Slow adoption

Solid phase extraction has made inroads into most markets, but its adoption has been slow among environmental analysts outside of methods specifically approved for SPE. “Many of the drinking water methods and some of the methods in SW- 846 mention SPE, but wastewater scientists have been behind the times,” says Zoe Grosser, PhD, global marketing manager at Horizon Technology (Salem, NH). SW-846 covers physical and chemical methods for evaluating solid waste. “Because EPA methods are so prescriptive, adopting new technologies and benefiting from their cost-effectiveness is difficult despite a willingness on the part of testing labs to adopt them.” Grosser adds that analytical lab profit margins are “thin” and that technologies like SPE could improve their productivity.

For example, SPE could speed up and standardize EPA method 625 (“organic chemical analysis of municipal and industrial wastewater”), which currently involves methylene chloride liquid-liquid extraction of semi-volatile organics followed by gas chromatography-mass spectrometry. Unfortunately the method does not specifically mention SPE as an alternative to liquid extraction. “So labs are reluctant to use SPE because they’re afraid that their auditor will cite them for not carrying out the method to the letter,” Grosser says.

The American Council of Independent Laboratories and its educational group, the Independent Laboratories Institute, are working with several vendors and the EPA on policy changes that could lead to SPE as an alternative method in EPA 625. So in the long term, Grosser is “optimistic that SPE will be allowed in.”

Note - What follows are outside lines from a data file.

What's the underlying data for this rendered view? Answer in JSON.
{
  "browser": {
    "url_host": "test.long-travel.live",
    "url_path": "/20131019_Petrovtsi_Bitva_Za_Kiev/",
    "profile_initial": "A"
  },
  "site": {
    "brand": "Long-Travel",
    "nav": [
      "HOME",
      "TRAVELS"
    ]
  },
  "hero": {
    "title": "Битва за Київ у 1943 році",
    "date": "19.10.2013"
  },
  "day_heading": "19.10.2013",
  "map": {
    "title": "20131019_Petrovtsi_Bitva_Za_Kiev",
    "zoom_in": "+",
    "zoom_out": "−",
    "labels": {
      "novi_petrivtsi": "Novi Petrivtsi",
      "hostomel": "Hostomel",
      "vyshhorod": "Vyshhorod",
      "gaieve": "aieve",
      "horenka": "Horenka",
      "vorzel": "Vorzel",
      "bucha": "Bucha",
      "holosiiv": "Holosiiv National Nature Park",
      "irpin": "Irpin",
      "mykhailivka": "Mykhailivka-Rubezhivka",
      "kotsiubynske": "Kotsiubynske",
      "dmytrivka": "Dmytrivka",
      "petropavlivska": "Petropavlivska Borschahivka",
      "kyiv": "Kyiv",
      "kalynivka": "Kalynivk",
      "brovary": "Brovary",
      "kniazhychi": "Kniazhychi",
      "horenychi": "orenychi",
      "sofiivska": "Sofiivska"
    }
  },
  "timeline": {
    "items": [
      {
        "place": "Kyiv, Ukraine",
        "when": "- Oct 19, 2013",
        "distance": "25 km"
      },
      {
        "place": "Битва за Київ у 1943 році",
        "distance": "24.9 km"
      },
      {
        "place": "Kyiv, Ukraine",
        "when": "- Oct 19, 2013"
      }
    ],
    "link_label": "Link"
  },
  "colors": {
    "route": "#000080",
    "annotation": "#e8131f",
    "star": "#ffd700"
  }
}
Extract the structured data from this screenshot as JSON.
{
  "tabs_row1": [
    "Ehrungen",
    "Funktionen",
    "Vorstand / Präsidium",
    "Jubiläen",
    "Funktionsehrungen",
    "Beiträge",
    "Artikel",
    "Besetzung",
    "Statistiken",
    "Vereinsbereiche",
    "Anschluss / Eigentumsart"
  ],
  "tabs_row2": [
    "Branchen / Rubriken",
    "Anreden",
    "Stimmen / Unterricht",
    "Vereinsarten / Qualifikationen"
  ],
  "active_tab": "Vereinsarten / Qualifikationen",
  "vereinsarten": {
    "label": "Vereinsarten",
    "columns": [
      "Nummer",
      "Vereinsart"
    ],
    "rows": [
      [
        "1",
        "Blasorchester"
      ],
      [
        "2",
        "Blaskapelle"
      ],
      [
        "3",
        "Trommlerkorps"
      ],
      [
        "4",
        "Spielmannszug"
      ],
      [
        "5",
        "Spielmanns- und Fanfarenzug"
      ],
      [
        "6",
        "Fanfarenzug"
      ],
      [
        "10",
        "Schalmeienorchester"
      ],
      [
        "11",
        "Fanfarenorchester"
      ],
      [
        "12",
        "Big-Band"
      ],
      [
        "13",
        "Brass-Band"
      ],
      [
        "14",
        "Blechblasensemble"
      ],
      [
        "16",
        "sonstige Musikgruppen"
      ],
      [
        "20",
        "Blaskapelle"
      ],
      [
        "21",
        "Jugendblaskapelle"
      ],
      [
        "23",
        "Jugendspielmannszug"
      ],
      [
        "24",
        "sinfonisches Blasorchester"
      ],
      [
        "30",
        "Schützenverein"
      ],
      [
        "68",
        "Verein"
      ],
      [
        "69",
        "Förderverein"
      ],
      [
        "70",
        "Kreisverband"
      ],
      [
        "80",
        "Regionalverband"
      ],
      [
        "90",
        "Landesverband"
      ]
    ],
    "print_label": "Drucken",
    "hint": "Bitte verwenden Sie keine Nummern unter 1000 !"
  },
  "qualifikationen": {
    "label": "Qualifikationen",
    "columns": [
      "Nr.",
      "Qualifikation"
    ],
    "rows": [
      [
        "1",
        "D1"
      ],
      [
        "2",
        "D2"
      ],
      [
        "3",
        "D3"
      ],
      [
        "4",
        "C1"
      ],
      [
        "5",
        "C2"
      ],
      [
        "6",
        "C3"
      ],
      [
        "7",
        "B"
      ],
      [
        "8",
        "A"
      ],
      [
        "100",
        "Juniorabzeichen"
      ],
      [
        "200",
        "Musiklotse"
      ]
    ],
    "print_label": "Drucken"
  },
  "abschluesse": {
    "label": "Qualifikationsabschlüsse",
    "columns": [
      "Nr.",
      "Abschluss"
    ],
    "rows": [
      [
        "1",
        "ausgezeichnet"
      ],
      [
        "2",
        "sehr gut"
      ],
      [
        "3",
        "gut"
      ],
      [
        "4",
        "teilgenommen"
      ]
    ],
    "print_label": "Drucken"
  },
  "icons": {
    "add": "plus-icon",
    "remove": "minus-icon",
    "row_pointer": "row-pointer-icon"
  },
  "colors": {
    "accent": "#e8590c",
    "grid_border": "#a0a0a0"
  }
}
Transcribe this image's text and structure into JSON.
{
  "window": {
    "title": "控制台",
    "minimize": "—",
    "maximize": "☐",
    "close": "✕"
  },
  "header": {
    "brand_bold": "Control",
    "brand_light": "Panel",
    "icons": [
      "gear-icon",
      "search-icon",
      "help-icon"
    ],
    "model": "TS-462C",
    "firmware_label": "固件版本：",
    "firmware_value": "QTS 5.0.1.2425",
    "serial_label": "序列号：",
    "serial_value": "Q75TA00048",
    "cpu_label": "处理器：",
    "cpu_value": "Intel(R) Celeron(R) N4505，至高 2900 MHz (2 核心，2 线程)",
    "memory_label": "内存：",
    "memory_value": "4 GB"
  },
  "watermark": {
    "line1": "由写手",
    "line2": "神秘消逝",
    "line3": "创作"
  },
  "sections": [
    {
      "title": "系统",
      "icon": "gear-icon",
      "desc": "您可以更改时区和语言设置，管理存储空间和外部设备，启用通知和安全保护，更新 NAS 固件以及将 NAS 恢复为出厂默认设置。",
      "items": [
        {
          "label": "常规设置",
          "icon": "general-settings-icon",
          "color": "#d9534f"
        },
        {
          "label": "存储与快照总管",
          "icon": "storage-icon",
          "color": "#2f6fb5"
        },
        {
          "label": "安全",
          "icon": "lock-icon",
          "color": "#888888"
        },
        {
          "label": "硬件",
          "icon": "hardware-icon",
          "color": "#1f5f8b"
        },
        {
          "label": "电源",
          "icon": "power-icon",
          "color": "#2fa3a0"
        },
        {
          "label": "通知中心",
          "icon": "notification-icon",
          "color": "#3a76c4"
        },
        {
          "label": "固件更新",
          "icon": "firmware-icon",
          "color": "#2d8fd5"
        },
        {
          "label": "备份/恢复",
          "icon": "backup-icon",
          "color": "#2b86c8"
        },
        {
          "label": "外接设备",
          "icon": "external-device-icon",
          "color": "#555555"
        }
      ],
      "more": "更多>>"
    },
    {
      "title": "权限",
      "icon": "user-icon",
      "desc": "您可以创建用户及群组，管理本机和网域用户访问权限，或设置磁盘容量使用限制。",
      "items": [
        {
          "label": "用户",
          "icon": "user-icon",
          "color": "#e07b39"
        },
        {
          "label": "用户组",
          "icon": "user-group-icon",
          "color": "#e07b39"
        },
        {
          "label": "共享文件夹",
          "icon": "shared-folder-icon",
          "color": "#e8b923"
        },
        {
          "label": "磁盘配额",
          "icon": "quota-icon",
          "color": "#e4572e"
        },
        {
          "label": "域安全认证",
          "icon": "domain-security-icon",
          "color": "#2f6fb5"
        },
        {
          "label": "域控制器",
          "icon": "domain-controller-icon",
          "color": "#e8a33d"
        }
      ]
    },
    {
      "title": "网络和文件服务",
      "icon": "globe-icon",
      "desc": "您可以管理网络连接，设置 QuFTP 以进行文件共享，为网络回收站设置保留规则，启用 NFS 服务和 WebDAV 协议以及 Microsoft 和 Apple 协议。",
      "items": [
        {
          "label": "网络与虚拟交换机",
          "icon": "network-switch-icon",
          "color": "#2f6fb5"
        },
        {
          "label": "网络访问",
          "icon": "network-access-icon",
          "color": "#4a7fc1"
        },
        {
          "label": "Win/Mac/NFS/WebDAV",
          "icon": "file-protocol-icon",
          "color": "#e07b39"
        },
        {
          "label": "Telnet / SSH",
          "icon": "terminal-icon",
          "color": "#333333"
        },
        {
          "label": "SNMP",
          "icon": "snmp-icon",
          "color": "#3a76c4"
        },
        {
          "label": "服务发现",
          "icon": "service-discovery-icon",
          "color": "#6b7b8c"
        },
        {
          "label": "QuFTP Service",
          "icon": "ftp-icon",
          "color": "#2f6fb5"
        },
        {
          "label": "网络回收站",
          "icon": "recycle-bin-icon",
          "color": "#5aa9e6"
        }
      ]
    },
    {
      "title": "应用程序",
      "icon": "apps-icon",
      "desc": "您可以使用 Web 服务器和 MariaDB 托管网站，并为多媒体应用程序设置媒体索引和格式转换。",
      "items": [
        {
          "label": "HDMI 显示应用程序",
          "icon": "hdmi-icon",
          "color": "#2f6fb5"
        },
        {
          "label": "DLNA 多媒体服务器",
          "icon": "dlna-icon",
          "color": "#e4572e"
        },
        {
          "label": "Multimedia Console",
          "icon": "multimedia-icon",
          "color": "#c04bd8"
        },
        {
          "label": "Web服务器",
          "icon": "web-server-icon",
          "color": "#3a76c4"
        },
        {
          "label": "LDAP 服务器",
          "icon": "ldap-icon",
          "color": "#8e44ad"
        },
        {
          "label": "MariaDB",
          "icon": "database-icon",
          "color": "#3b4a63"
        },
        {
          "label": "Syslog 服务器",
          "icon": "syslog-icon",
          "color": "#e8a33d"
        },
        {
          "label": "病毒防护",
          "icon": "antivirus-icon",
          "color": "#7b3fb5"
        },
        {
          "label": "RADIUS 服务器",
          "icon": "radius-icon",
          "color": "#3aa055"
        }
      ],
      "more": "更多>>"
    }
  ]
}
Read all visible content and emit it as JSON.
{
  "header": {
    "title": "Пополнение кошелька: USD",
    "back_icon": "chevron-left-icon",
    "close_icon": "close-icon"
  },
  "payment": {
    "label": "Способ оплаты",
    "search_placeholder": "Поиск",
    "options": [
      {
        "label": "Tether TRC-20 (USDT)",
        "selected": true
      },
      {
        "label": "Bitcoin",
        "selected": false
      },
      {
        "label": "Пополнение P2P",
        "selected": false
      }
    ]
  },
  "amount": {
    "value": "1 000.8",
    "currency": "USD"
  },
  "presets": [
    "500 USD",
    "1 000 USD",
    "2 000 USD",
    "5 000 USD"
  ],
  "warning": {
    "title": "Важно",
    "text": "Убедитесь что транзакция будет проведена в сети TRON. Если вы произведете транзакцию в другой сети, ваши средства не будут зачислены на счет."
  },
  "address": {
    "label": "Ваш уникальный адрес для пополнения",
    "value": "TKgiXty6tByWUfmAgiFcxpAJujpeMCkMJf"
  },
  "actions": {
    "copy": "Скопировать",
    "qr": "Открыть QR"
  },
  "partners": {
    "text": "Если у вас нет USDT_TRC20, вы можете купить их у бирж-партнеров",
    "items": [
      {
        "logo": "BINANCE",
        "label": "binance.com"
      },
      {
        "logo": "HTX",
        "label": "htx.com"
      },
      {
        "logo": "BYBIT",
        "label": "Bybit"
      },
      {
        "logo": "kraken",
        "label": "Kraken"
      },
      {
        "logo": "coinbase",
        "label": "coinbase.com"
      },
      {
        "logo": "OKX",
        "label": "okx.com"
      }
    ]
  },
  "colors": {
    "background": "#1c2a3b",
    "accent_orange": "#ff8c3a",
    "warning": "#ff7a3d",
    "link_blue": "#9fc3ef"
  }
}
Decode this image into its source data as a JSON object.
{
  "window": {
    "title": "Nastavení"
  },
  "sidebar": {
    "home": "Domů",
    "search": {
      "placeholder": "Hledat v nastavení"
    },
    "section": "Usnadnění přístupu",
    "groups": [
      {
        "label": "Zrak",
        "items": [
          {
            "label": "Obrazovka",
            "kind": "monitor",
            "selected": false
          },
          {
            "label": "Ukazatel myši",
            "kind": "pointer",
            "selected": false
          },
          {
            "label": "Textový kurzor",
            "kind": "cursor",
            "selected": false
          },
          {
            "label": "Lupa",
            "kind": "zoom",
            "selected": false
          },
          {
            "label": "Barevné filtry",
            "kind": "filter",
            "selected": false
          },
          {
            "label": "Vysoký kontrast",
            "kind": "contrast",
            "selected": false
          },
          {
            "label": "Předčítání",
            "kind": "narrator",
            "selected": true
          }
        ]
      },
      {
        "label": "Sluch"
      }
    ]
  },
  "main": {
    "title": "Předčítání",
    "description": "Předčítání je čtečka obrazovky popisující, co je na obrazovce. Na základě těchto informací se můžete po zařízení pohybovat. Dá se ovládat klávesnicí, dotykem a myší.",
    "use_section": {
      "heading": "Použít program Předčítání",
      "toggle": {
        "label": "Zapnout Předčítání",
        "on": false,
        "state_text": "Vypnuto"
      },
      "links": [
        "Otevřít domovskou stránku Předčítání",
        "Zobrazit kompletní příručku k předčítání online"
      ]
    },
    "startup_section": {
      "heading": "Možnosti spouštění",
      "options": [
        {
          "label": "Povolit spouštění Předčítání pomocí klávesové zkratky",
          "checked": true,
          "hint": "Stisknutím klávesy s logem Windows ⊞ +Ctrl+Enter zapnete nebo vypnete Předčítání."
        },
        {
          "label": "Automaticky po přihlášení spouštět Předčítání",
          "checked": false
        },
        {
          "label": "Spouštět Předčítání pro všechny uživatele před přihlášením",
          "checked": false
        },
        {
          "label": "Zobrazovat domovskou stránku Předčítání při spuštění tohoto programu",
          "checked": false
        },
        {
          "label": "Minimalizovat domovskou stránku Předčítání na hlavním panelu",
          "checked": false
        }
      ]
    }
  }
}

For additional resources on sample preparation, including useful articles and a list of manufacturers, visit